WORK ITEM> May I have the line containing "Give me the" and every line after it through the end of the data, repeated exactly and with no other lines?

━━━━━━━━━━

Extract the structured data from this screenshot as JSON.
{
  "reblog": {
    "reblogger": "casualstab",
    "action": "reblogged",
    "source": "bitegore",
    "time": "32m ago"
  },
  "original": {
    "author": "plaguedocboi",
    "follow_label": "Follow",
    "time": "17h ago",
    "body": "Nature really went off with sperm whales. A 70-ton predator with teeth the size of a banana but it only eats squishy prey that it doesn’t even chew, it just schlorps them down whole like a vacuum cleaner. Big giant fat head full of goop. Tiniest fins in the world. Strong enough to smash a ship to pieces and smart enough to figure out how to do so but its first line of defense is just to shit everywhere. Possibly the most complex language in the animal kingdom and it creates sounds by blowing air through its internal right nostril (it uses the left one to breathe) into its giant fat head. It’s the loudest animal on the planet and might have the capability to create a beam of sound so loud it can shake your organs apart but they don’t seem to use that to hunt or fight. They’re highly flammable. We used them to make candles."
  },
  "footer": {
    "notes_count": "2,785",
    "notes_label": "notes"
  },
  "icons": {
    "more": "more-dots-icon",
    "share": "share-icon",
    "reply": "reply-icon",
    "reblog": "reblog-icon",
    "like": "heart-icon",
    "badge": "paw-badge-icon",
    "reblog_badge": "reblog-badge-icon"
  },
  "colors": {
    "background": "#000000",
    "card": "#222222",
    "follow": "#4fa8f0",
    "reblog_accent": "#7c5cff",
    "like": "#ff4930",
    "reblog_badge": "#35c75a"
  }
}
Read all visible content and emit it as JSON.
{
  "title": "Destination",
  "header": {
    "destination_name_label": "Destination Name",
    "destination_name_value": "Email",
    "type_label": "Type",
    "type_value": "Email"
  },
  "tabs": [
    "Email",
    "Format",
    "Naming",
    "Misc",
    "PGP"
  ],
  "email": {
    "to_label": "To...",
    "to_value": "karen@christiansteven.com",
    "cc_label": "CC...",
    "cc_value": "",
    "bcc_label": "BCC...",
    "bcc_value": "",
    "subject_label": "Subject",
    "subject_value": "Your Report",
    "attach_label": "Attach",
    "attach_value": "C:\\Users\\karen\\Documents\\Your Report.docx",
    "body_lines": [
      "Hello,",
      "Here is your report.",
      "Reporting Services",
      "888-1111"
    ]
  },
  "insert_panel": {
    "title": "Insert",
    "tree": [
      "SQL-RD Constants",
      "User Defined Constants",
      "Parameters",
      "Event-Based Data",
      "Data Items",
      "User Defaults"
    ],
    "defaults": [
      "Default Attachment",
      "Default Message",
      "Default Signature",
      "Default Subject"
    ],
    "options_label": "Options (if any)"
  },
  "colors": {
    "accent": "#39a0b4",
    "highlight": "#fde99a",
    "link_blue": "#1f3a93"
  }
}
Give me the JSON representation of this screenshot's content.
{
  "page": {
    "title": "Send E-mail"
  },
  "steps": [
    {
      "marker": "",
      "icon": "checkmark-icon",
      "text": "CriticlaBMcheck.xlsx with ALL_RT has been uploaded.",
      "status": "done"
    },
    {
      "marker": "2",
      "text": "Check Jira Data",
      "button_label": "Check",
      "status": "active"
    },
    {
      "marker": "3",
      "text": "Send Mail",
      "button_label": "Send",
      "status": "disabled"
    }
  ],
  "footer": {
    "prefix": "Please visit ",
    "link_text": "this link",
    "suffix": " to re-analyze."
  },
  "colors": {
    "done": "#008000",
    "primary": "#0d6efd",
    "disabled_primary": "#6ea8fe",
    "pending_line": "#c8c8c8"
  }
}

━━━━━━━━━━

EXERCISE RESULT>
Give me the JSON representation of this screenshot's content.
{
  "page": {
    "title": "Send E-mail"
  },
  "steps": [
    {
      "marker": "",
      "icon": "checkmark-icon",
      "text": "CriticlaBMcheck.xlsx with ALL_RT has been uploaded.",
      "status": "done"
    },
    {
      "marker": "2",
      "text": "Check Jira Data",
      "button_label": "Check",
      "status": "active"
    },
    {
      "marker": "3",
      "text": "Send Mail",
      "button_label": "Send",
      "status": "disabled"
    }
  ],
  "footer": {
    "prefix": "Please visit ",
    "link_text": "this link",
    "suffix": " to re-analyze."
  },
  "colors": {
    "done": "#008000",
    "primary": "#0d6efd",
    "disabled_primary": "#6ea8fe",
    "pending_line": "#c8c8c8"
  }
}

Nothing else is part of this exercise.